But all three scenes turn out to be from the original script: They were changed for the movie. This production also includes two songs that didn't appear in the film: "How Can Love Survive?" and "No Way to Stop It." Both are sung by Frau Schraeder and her friend Max Detweiler (Merwin Foard), the slightly unscrupulous but lovable talent agent who gives the Trapp Family Singers their first break.
Both numbers add nuances: We learn from the first that Frau Schraeder is a cynic, whose motives for marrying the Captain are corporate rather than romantic; and from the second, we learn that both she and Max intend to cooperate with the German invaders, unlike the idealistic, patriotic captain. The songs are catchy and lively, and yet, still, not entirely necessary. During both, I noticed my young companion craning her neck for the next appearance of the adorable Von Trapp children.

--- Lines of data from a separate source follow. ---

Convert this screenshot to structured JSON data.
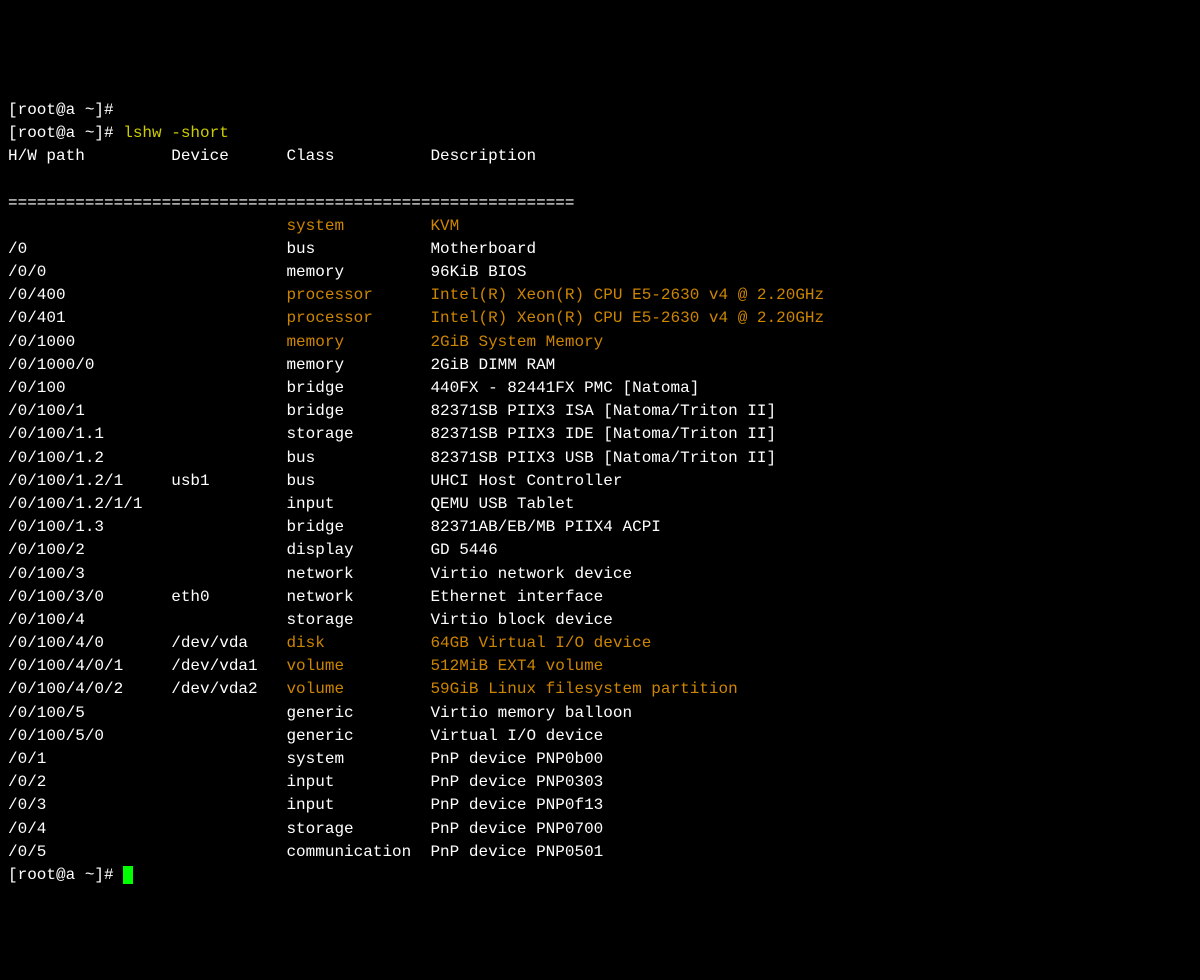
{
  "prompts": {
    "line1": "[root@a ~]#",
    "line2_prompt": "[root@a ~]# ",
    "line2_cmd": "lshw -short",
    "final_prompt": "[root@a ~]# "
  },
  "header": {
    "path": "H/W path",
    "device": "Device",
    "class": "Class",
    "description": "Description"
  },
  "separator": "===========================================================",
  "rows": [
    {
      "path": "",
      "device": "",
      "class": "system",
      "description": "KVM",
      "highlighted": true
    },
    {
      "path": "/0",
      "device": "",
      "class": "bus",
      "description": "Motherboard",
      "highlighted": false
    },
    {
      "path": "/0/0",
      "device": "",
      "class": "memory",
      "description": "96KiB BIOS",
      "highlighted": false
    },
    {
      "path": "/0/400",
      "device": "",
      "class": "processor",
      "description": "Intel(R) Xeon(R) CPU E5-2630 v4 @ 2.20GHz",
      "highlighted": true
    },
    {
      "path": "/0/401",
      "device": "",
      "class": "processor",
      "description": "Intel(R) Xeon(R) CPU E5-2630 v4 @ 2.20GHz",
      "highlighted": true
    },
    {
      "path": "/0/1000",
      "device": "",
      "class": "memory",
      "description": "2GiB System Memory",
      "highlighted": true
    },
    {
      "path": "/0/1000/0",
      "device": "",
      "class": "memory",
      "description": "2GiB DIMM RAM",
      "highlighted": false
    },
    {
      "path": "/0/100",
      "device": "",
      "class": "bridge",
      "description": "440FX - 82441FX PMC [Natoma]",
      "highlighted": false
    },
    {
      "path": "/0/100/1",
      "device": "",
      "class": "bridge",
      "description": "82371SB PIIX3 ISA [Natoma/Triton II]",
      "highlighted": false
    },
    {
      "path": "/0/100/1.1",
      "device": "",
      "class": "storage",
      "description": "82371SB PIIX3 IDE [Natoma/Triton II]",
      "highlighted": false
    },
    {
      "path": "/0/100/1.2",
      "device": "",
      "class": "bus",
      "description": "82371SB PIIX3 USB [Natoma/Triton II]",
      "highlighted": false
    },
    {
      "path": "/0/100/1.2/1",
      "device": "usb1",
      "class": "bus",
      "description": "UHCI Host Controller",
      "highlighted": false
    },
    {
      "path": "/0/100/1.2/1/1",
      "device": "",
      "class": "input",
      "description": "QEMU USB Tablet",
      "highlighted": false
    },
    {
      "path": "/0/100/1.3",
      "device": "",
      "class": "bridge",
      "description": "82371AB/EB/MB PIIX4 ACPI",
      "highlighted": false
    },
    {
      "path": "/0/100/2",
      "device": "",
      "class": "display",
      "description": "GD 5446",
      "highlighted": false
    },
    {
      "path": "/0/100/3",
      "device": "",
      "class": "network",
      "description": "Virtio network device",
      "highlighted": false
    },
    {
      "path": "/0/100/3/0",
      "device": "eth0",
      "class": "network",
      "description": "Ethernet interface",
      "highlighted": false
    },
    {
      "path": "/0/100/4",
      "device": "",
      "class": "storage",
      "description": "Virtio block device",
      "highlighted": false
    },
    {
      "path": "/0/100/4/0",
      "device": "/dev/vda",
      "class": "disk",
      "description": "64GB Virtual I/O device",
      "highlighted": true
    },
    {
      "path": "/0/100/4/0/1",
      "device": "/dev/vda1",
      "class": "volume",
      "description": "512MiB EXT4 volume",
      "highlighted": true
    },
    {
      "path": "/0/100/4/0/2",
      "device": "/dev/vda2",
      "class": "volume",
      "description": "59GiB Linux filesystem partition",
      "highlighted": true
    },
    {
      "path": "/0/100/5",
      "device": "",
      "class": "generic",
      "description": "Virtio memory balloon",
      "highlighted": false
    },
    {
      "path": "/0/100/5/0",
      "device": "",
      "class": "generic",
      "description": "Virtual I/O device",
      "highlighted": false
    },
    {
      "path": "/0/1",
      "device": "",
      "class": "system",
      "description": "PnP device PNP0b00",
      "highlighted": false
    },
    {
      "path": "/0/2",
      "device": "",
      "class": "input",
      "description": "PnP device PNP0303",
      "highlighted": false
    },
    {
      "path": "/0/3",
      "device": "",
      "class": "input",
      "description": "PnP device PNP0f13",
      "highlighted": false
    },
    {
      "path": "/0/4",
      "device": "",
      "class": "storage",
      "description": "PnP device PNP0700",
      "highlighted": false
    },
    {
      "path": "/0/5",
      "device": "",
      "class": "communication",
      "description": "PnP device PNP0501",
      "highlighted": false
    }
  ]
}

All seven of them, by the way, are well cast and directed: from the tiny Gretl (Audrey Bennett) to the blossoming 16-year-old Liesl (Paige Silvester), whose romantic duet with the gawky teen Rolf (Dan Tracy) is choreographed by Danny Mefford with a vivid innocent sexuality, culminating in a steamy kiss. I found all of them more natural and likable here than the children in the film. Maria is able to win them over with remarkable speed — it takes just one round of "Do-Re-Mi" — but then again, she had the same effect on me.
Christopher Plummer's Captain von Trapp, in the movie, was instrumental in forming my concept of romantic love: From him I learned that the man would be stiff and forbidding and would always look slightly annoyed, even if waltzing with me in a gazebo. (I didn't learn until much too late that Plummer was often hung over during the filming of the movie)
Ben Davis makes a noticeably friendlier Captain, one I am even emboldened to call Georg. Yes, he is stern and awkward with his seven children, dressing them in sailor suits and treating them like a naval crew, but after a bit of pro-forma bluster, he is eager under Maria's influence to change his ways. The budding couple's rapport, meanwhile, is the opposite of stiff: The way they melt into each other suggests that they're not marrying just for the sake of the children. "So much kissing!" my young companion observed.
In the same way, the Nazis' threat to the new lovers' idyll has become more visceral: The German encroachment on Austria is visually as well as emotionally jarring, especially when the family must perform in their quaint folk costumes in front of blood-red banners emblazoned with swastikas.
Perhaps the most unexpectedly moving aspect of the production is its loving portrayal of the nuns, who rather than the slightly comical figures of the movie seem here to be the steady moral center of the world, deep in their dark cloister, quietly protecting the needy and smiling on love. Watching them dress Maria in her wedding dress (a knockout by costume designer Jane Greenwood) made me wish faith could be a source of comfort in our world, instead of the excuse for hate it all too frequently becomes.